We believe that a national minimum standard for investigating wildlife crime would greatly help to remedy these problems, not least by ensuring greater levels of supervision and consistency in the process. It could further ensure that the local or national impact of wildlife crime along with the media interest that it can generate, forms part of the assessment of what resources and management are needed.
The standard should clearly set out how and under what circumstances other agencies can support the police in their investigations, something that was unclear and inconsistently applied at the time of our inspection.
Another way of improving both the prevention and investigation of wildlife crime would be to make sure that the right staff were consistently selected, properly trained and well managed. Few forces had taken these steps despite the fact that such requirements were invariably in place for staff in other specialist police roles. As we found throughout this inspection, wildlife crime work was rarely perceived or treated as equivalent to that of other specialist roles.
Where forces had appointed a lead senior officer for wildlife crime who then took an active interest, the situation was generally better. However we believe that in addition to this management role, forces should have a standard interview process for wildlife crime posts. We also consider that a national overview of training should be taken and managed through the national partnership structure that we have recommended.
As part of the inspection we examined arrangements between the police and other agencies that report to the Crown Office and Procurator Fiscal Service ( COPFS). We also examined the arrangements for cases from first contact with COPFS and all processes thereafter until sentence in those cases that resulted in conviction.
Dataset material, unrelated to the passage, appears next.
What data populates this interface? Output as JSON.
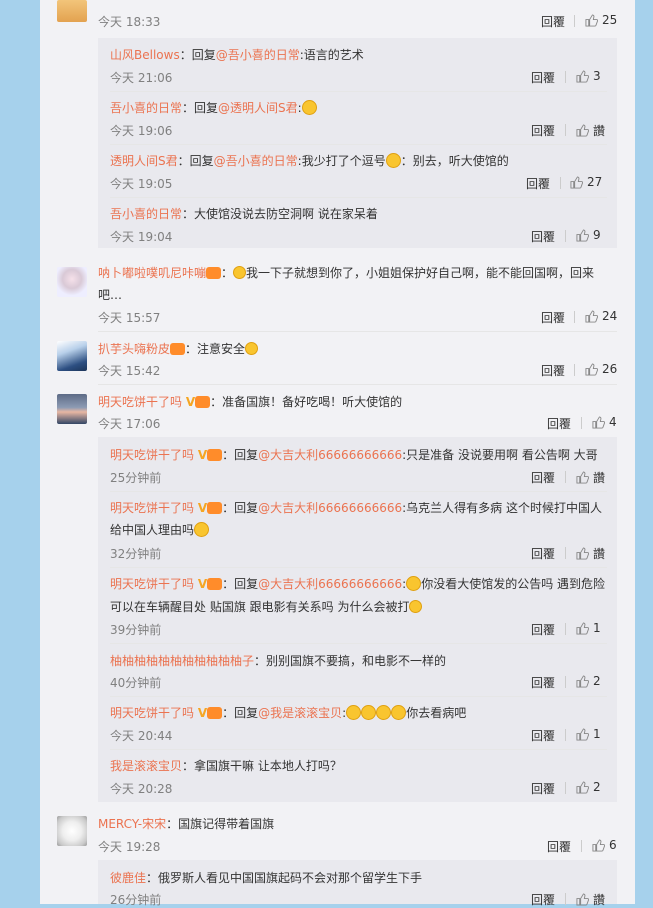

We carried out a case review examining all cases reported to COPFS for prosecution from the start of 2006 until the review process started in late 2007. We examined the quality of police and other reports and the processes employed at COPFS including the standard of drafting of charges, the adherence to Crown Office policy, the quality of case handling and the outcome and results of the cases. We concluded that the majority of the cases were dealt with appropriately and in accordance with Crown Office policy. Overall COPFS had introduced a sound system for managing wildlife crime particularly by establishing a network of specialist wildlife prosecutors who should prosecute these cases. We found however that this structure was not fully implemented nationally and was not always fully understood resulting in cases at times being prosecuted by non-specialist prosecutors. In a number of cases there would have been added value had the specialist wildlife prosecutor been involved. We are confident that these issues are capable of easy resolution.
We also looked at how effective the current legislation was thought by practitioners to be and what happened when wildlife crimes were taken to court.
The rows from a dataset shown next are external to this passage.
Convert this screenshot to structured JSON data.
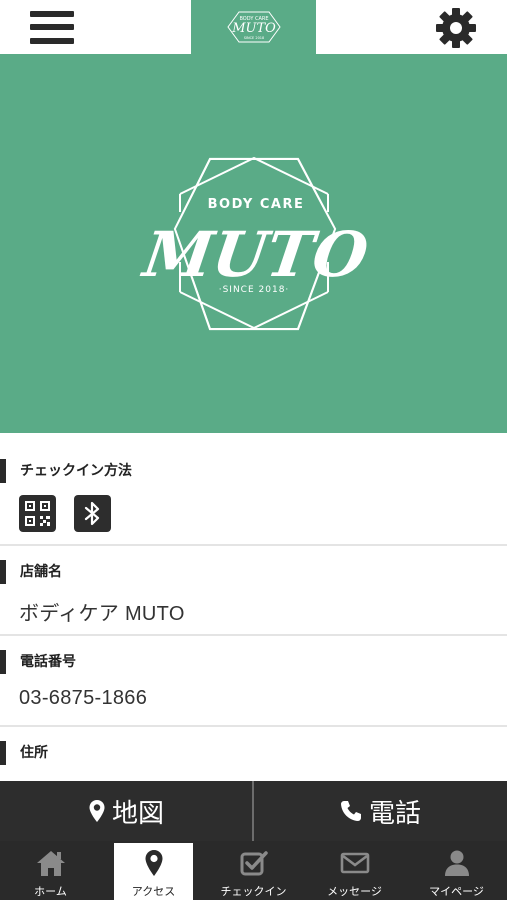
{
  "header": {
    "logo_top_text": "BODY CARE",
    "logo_main_text": "MUTO",
    "logo_bottom_text": "SINCE 2018"
  },
  "hero": {
    "top_text": "BODY CARE",
    "main_text": "MUTO",
    "bottom_text": "·SINCE 2018·"
  },
  "sections": {
    "checkin_title": "チェックイン方法",
    "shop_name_title": "店舗名",
    "shop_name_value": "ボディケア MUTO",
    "phone_title": "電話番号",
    "phone_value": "03-6875-1866",
    "address_title": "住所"
  },
  "actions": {
    "map_label": "地図",
    "tel_label": "電話"
  },
  "tabs": [
    {
      "label": "ホーム",
      "icon": "home-icon"
    },
    {
      "label": "アクセス",
      "icon": "map-pin-icon"
    },
    {
      "label": "チェックイン",
      "icon": "checkbox-icon"
    },
    {
      "label": "メッセージ",
      "icon": "envelope-icon"
    },
    {
      "label": "マイページ",
      "icon": "user-icon"
    }
  ],
  "colors": {
    "brand_green": "#5aab87",
    "dark": "#2a2a2a"
  }
}
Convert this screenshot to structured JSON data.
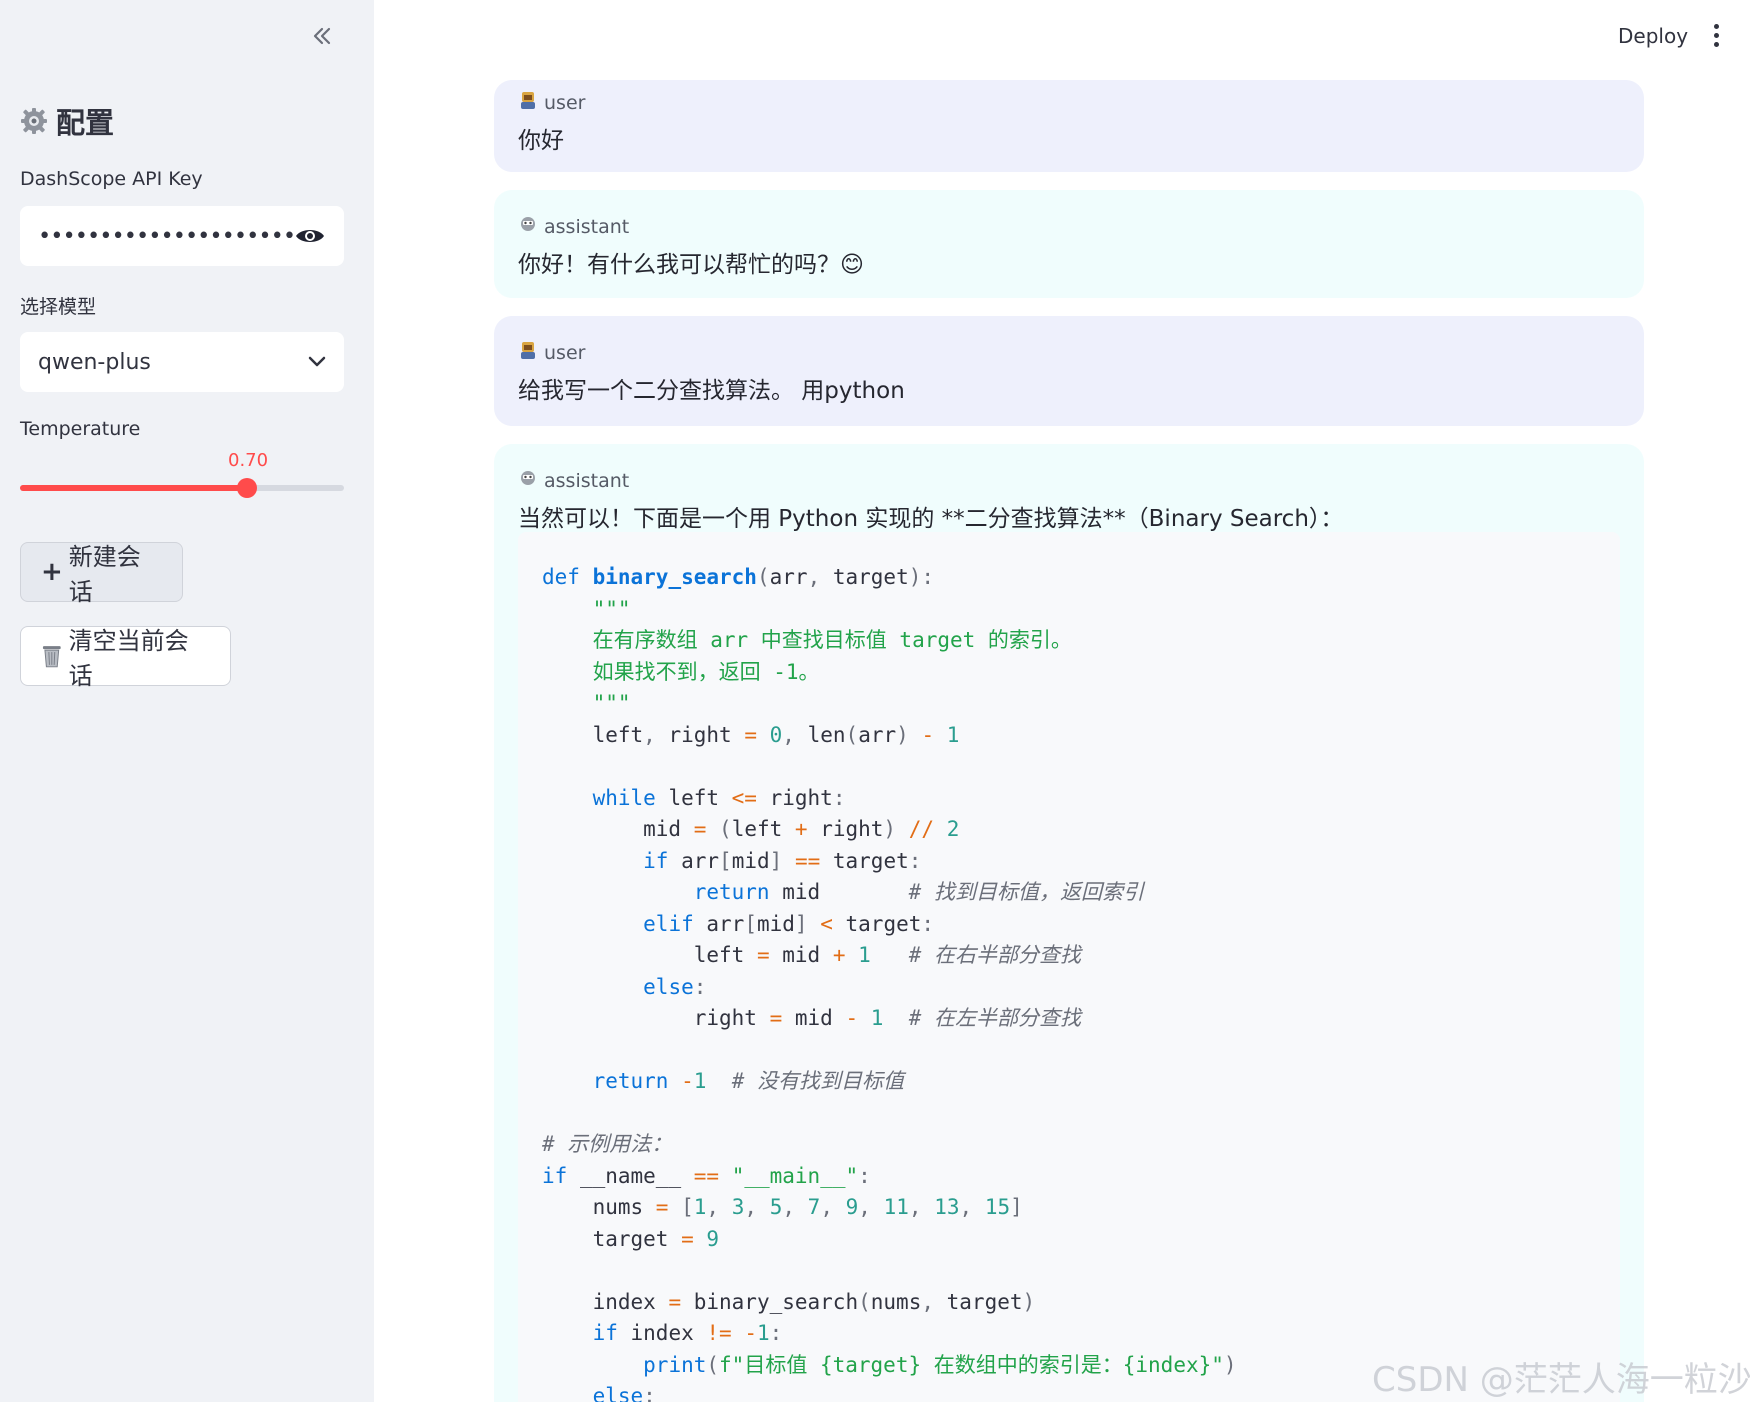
{
  "sidebar": {
    "title": "配置",
    "api_key_label": "DashScope API Key",
    "api_key_value": "••••••••••••••••••••••••••••••",
    "model_label": "选择模型",
    "model_value": "qwen-plus",
    "temperature_label": "Temperature",
    "temperature_value": "0.70",
    "temperature_fraction": 0.7,
    "new_chat_label": "新建会话",
    "clear_chat_label": "清空当前会话"
  },
  "header": {
    "deploy_label": "Deploy"
  },
  "messages": [
    {
      "role": "user",
      "text": "你好"
    },
    {
      "role": "assistant",
      "text": "你好！有什么我可以帮忙的吗？😊"
    },
    {
      "role": "user",
      "text": "给我写一个二分查找算法。 用python"
    },
    {
      "role": "assistant",
      "text": "当然可以！下面是一个用 Python 实现的 **二分查找算法**（Binary Search）："
    }
  ],
  "code": {
    "language": "python",
    "lines": [
      "def binary_search(arr, target):",
      "    \"\"\"",
      "    在有序数组 arr 中查找目标值 target 的索引。",
      "    如果找不到，返回 -1。",
      "    \"\"\"",
      "    left, right = 0, len(arr) - 1",
      "",
      "    while left <= right:",
      "        mid = (left + right) // 2",
      "        if arr[mid] == target:",
      "            return mid       # 找到目标值，返回索引",
      "        elif arr[mid] < target:",
      "            left = mid + 1   # 在右半部分查找",
      "        else:",
      "            right = mid - 1  # 在左半部分查找",
      "",
      "    return -1  # 没有找到目标值",
      "",
      "# 示例用法：",
      "if __name__ == \"__main__\":",
      "    nums = [1, 3, 5, 7, 9, 11, 13, 15]",
      "    target = 9",
      "",
      "    index = binary_search(nums, target)",
      "    if index != -1:",
      "        print(f\"目标值 {target} 在数组中的索引是：{index}\")",
      "    else:"
    ]
  },
  "watermark": "CSDN @茫茫人海一粒沙"
}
Practitioners did report difficulties with certain legislation. Though some of this was being reviewed at the time of inspection we believe that a broader and continuing review process is necessary. This would usefully fall within the remit of our proposed national partnership structure.
In addition, some practitioners and agencies perceived that courts dealt more leniently with wildlife crimes than they did with other kinds of offence. Court verdicts and sentencing invariably attract controversy and are unlikely to meet the approval of all parties. We found no evidence, however, of any consistent difference of approach towards wildlife crime.